In 1939, Audry and her husband Len Rayer were onboard a ferry between Washington state and Victoria, B.C. It was wartime for Canada, though the U.S. would not enter World War II for another two years. The ferry traveled through the islands off the coast of Canada, dropping passengers along the way. When there were few passengers left, the Rayers heard a call over the ship’s public address system instructing all passengers to go to the lifeboats. The crew was preparing and lowering lifeboats, and the passengers were being ignored. The Rayers went to a lifeboat and found another couple there—Christoffer and Elizabeth Schmidt from Sacramento, Calif.
Audry loved this part of the story: “We didn’t know what was going to happen, if we were going to have to pilot the boat or not. My husband looked at Mr. Schmidt said, ‘Do you know anything about boats?’ And Mr. Schmidt said, ‘No, I’m an accountant.’ And my husband said, ‘Well, I’m a mechanic, but I don’t know anything about driving boats.’ ”
Both couples were mightily relieved when it turned out they were involved in a lifeboat drill. They laughed, shook hands and went their separate ways once the ferry dropped them all in Victoria.
The story would have ended there if not for an odd coincidence. A couple of days later, Audry was in her local butcher shop when she saw the couple they’d met at the lifeboat walk by outside. She ran outside and said, “I’m the woman you met on the boat!” They all laughed to meet each other again by chance, but Audry took even more decisive action. She invited the Schmidts to her home for dinner. That was the beginning of a friendship that has spanned two generations and has lasted to this day.
In the summer of 1960, the Schmidts and their three children—Dick, 17; Margery almost 13; and Stephen, 11—drove the family’s new Chevy Impala from Sacramento to Saratoga Beach on Vancouver Island, just south of the small town of Campbell River, to visit the Rayers. There were no interstate freeways, and the road to Campbell River was a two-lane highway. The children still remember that trip as a remarkable one. The family climbed Mt. Lassen and saw the capitals of Oregon and Washington. They marveled over the Parliament building in Victoria. And the Schmidt kids met two of the Rayer kids—teenagers Louise and Murray at their parents’ oceanside campground, the Sea-Esta in Saratoga Beach.
Louise remembers being intrigued by the oldest Schmidt son, Dick, a blond, blue-eyed California boy who thought it might be fun to try swimming off Vancouver Island. Dick recalls that he lasted less than five minutes in that frigid ocean water. He signed a copy of his high school graduation photo to Louise, which she still has.

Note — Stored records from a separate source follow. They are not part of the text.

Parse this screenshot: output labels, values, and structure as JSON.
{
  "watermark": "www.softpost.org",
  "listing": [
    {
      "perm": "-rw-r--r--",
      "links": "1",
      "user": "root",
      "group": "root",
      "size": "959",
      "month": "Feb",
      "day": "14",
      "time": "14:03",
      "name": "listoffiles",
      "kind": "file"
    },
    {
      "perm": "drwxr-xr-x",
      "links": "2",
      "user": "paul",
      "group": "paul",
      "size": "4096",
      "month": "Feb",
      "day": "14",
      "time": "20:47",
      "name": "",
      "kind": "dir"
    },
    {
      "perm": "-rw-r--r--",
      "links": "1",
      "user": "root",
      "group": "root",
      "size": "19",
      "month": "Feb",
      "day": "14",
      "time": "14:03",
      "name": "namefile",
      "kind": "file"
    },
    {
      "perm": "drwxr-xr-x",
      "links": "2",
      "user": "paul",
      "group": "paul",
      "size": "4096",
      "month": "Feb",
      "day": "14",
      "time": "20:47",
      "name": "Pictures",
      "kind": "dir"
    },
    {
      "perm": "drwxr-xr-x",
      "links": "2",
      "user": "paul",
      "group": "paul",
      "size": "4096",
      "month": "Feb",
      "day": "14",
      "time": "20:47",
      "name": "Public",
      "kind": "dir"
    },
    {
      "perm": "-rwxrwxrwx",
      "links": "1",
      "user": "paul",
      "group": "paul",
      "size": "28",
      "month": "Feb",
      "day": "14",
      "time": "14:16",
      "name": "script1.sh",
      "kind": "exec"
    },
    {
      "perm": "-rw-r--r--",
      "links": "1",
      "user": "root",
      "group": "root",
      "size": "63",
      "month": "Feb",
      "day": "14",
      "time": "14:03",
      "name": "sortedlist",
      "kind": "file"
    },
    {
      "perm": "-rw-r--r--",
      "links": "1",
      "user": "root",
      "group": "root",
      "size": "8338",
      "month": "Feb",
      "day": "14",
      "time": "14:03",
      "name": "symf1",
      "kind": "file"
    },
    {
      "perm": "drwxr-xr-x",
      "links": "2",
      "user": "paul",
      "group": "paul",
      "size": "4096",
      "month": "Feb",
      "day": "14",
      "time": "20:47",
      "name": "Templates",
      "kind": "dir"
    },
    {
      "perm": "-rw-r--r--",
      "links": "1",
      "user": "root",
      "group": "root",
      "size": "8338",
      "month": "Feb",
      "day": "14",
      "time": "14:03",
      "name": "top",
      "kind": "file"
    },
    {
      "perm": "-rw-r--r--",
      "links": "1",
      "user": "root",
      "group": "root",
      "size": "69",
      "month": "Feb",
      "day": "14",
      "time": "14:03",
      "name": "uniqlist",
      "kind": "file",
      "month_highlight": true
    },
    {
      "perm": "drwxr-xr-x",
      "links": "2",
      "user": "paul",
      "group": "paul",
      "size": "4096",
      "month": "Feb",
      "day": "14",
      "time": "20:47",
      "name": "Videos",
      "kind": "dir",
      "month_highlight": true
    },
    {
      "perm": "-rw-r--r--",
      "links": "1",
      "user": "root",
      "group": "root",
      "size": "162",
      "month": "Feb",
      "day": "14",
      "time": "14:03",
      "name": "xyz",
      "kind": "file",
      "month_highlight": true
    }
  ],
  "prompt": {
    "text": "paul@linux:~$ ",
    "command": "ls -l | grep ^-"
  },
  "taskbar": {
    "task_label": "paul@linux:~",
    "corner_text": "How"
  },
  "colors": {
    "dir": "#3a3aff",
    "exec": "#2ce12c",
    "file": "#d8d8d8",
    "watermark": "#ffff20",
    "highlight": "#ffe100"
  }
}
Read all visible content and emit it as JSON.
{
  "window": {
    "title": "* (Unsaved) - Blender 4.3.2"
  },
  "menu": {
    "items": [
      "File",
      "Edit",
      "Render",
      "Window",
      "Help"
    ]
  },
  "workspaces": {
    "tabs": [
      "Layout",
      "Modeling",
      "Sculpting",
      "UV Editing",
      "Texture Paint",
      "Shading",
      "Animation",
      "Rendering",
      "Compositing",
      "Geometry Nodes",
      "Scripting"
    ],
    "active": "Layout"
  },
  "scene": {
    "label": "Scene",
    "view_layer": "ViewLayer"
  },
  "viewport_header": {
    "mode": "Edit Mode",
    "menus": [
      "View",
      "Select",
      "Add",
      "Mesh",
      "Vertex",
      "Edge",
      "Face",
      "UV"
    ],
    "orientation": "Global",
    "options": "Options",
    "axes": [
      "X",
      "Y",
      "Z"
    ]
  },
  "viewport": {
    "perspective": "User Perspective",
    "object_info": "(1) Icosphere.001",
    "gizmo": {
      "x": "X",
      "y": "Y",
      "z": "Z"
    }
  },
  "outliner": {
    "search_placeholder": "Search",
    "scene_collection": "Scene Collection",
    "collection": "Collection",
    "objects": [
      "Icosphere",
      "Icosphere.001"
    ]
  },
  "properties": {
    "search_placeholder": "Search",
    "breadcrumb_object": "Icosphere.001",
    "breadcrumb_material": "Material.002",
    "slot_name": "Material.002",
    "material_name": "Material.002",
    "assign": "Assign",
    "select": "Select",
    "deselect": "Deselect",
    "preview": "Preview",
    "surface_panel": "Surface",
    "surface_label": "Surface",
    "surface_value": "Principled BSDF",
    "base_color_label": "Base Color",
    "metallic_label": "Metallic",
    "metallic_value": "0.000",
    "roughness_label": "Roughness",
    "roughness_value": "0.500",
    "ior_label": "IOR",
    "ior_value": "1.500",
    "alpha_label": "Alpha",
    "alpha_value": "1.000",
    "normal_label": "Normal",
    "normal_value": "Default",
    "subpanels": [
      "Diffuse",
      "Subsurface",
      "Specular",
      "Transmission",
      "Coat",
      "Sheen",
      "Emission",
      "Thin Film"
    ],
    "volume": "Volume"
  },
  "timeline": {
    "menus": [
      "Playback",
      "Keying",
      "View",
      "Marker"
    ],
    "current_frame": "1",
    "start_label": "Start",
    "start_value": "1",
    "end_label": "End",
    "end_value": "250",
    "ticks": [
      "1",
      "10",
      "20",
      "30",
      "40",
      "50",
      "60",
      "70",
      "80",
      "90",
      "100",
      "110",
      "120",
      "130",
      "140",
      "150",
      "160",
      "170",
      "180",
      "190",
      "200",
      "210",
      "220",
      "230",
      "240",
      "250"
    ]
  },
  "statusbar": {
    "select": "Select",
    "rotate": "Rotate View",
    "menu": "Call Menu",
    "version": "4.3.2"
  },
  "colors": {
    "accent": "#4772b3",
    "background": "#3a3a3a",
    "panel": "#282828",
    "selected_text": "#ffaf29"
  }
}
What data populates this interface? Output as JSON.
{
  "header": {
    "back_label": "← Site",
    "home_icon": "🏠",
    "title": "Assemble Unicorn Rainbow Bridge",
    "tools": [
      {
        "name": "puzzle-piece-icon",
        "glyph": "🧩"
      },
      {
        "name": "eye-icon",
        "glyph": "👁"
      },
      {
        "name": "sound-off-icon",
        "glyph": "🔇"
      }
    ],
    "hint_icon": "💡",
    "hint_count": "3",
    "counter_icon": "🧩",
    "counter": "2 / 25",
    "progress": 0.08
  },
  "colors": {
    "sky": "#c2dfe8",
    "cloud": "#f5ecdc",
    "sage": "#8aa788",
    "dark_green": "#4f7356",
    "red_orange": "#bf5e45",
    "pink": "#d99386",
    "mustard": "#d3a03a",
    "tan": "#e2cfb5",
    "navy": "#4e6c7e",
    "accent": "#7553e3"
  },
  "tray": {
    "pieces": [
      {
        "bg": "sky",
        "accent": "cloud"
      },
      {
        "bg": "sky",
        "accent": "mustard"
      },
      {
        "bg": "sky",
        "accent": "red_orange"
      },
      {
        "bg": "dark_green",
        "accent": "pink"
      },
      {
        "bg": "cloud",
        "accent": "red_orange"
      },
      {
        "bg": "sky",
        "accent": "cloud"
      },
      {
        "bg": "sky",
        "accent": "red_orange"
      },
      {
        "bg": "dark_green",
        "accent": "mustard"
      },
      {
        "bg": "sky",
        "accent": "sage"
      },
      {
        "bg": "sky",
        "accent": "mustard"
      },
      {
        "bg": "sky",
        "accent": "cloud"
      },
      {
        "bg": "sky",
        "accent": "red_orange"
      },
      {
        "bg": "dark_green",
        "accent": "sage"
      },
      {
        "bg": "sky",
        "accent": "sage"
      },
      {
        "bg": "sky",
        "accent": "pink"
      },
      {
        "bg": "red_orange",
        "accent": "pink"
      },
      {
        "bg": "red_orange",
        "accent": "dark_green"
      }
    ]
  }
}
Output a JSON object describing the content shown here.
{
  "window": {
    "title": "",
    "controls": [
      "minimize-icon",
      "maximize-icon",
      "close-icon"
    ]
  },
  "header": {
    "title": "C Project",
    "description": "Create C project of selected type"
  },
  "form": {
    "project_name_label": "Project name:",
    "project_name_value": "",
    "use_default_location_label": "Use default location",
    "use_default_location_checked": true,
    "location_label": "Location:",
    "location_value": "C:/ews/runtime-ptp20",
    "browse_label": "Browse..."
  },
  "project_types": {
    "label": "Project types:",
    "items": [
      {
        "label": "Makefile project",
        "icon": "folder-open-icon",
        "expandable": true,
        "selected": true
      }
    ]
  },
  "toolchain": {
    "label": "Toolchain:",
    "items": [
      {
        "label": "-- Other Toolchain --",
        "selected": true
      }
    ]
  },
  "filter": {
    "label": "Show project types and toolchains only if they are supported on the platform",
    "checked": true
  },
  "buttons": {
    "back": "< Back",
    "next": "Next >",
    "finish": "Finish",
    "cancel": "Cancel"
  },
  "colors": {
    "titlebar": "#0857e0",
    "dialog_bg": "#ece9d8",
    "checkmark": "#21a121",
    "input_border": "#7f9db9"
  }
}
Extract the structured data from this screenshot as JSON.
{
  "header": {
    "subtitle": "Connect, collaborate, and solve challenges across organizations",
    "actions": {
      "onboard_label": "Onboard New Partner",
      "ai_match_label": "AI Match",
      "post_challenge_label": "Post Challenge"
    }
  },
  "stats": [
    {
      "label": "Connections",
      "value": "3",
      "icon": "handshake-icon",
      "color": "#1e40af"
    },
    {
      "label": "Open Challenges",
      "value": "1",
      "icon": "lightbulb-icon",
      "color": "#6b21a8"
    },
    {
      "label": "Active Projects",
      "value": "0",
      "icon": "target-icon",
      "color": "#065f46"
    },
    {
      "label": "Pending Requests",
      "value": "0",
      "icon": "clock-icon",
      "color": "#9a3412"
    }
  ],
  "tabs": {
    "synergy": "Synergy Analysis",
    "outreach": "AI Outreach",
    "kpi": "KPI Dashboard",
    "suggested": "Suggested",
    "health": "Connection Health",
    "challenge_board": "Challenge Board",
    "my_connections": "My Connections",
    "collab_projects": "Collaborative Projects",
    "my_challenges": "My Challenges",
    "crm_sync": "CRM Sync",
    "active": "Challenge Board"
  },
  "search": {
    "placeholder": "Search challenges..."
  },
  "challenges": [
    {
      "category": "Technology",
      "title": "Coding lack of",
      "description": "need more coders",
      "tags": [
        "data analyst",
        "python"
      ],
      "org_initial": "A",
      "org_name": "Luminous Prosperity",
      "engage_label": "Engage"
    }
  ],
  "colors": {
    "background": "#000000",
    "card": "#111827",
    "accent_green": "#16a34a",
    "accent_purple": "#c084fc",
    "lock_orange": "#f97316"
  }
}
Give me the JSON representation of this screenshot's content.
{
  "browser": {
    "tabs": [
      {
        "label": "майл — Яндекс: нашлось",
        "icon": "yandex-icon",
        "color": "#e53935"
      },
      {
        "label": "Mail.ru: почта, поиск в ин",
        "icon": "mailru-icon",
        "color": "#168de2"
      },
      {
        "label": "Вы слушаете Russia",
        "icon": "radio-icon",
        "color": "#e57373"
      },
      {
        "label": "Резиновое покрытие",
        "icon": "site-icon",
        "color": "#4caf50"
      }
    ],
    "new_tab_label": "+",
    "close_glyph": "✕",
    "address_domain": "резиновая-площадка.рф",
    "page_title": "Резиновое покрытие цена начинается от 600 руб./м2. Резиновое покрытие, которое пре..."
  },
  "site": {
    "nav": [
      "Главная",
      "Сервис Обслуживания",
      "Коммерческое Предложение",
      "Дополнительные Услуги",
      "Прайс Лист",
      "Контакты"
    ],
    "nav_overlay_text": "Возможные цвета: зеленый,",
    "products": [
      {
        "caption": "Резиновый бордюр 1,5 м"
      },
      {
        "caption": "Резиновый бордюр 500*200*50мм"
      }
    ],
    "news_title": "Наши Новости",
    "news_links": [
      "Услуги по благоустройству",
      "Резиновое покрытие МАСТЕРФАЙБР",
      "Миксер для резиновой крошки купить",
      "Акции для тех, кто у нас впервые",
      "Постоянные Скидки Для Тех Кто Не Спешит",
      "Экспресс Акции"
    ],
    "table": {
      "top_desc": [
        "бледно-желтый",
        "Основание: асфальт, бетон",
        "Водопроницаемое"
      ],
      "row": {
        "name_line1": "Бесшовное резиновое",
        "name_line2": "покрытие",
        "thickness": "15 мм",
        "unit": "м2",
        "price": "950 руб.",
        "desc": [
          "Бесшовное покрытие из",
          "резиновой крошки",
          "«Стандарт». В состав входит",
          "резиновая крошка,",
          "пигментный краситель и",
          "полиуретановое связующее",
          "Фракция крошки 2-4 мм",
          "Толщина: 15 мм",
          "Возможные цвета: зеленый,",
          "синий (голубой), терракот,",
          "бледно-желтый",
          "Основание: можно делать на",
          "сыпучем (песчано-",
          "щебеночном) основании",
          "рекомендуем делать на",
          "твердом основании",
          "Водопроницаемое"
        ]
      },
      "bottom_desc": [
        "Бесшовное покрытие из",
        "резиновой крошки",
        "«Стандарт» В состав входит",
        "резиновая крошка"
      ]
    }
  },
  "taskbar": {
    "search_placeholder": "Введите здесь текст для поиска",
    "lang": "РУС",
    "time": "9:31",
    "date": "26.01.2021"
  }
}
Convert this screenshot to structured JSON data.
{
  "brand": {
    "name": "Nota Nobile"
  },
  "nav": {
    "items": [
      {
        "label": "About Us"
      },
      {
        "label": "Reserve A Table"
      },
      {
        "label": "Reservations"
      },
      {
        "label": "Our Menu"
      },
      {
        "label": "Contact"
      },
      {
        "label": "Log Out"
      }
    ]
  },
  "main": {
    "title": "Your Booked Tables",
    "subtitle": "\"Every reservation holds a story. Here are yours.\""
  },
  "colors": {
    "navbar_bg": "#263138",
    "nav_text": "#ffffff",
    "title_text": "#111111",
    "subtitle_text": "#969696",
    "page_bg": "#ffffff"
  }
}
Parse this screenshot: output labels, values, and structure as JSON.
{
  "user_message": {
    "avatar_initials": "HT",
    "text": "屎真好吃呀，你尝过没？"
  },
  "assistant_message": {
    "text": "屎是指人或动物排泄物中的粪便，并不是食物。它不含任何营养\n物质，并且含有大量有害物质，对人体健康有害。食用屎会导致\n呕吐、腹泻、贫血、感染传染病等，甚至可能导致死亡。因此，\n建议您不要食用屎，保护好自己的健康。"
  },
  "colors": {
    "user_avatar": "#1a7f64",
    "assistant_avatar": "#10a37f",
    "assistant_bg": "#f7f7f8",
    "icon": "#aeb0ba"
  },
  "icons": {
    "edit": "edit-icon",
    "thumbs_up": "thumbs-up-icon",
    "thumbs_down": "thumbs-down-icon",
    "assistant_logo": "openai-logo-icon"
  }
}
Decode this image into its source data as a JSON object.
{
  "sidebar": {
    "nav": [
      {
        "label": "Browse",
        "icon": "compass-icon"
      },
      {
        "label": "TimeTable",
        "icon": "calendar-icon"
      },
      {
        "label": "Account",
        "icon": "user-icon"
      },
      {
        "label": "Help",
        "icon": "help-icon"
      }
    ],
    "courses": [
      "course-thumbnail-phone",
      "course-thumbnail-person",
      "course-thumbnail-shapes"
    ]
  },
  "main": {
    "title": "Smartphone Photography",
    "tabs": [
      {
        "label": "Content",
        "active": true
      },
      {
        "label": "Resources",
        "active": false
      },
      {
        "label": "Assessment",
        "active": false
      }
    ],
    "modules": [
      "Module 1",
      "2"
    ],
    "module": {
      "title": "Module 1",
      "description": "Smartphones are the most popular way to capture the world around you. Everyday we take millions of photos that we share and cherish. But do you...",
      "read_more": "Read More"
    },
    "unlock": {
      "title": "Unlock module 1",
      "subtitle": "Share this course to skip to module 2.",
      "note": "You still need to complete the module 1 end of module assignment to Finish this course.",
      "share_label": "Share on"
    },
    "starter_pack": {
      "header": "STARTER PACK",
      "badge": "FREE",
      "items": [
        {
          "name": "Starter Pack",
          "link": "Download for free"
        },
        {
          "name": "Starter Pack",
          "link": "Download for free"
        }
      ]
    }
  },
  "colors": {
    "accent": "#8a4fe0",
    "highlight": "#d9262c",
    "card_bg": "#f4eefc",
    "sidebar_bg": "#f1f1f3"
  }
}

The elder Schmidts and the Rayers remained close for the rest of their lives—the Rayers made the long drive from Saratoga Beach to Sacramento for Dick’s wedding. Even after Len, Christoffer and Elizabeth had died, the Schmidt kids continued to travel up to Campbell River to visit Audry until her death.
So that’s why we’ve all gathered in Campbell River at Louise and her husband Bill’s house to commemorate the 50th anniversary of that trip north. It’s the 71st anniversary of the ferry trip that brought the two families together.
Tomorrow we will all go to Saratoga Beach to see the Sea-Esta. It’s still there—not the same, Louise says, but still there. We will take photos of these grownup “kids,” as we did tonight at Louise and Bill’s house when they hosted us for dinner. Stories and particulars of the present-day families are being exchanged each time we see each other.
And I imagine that the spirits of those four who met in the lifeboat are hovering around, too. I hope they are as delighted as their offspring by this longtime connection that spans the end of one century and the beginning of another, this international friendship that, with luck, may last another generation.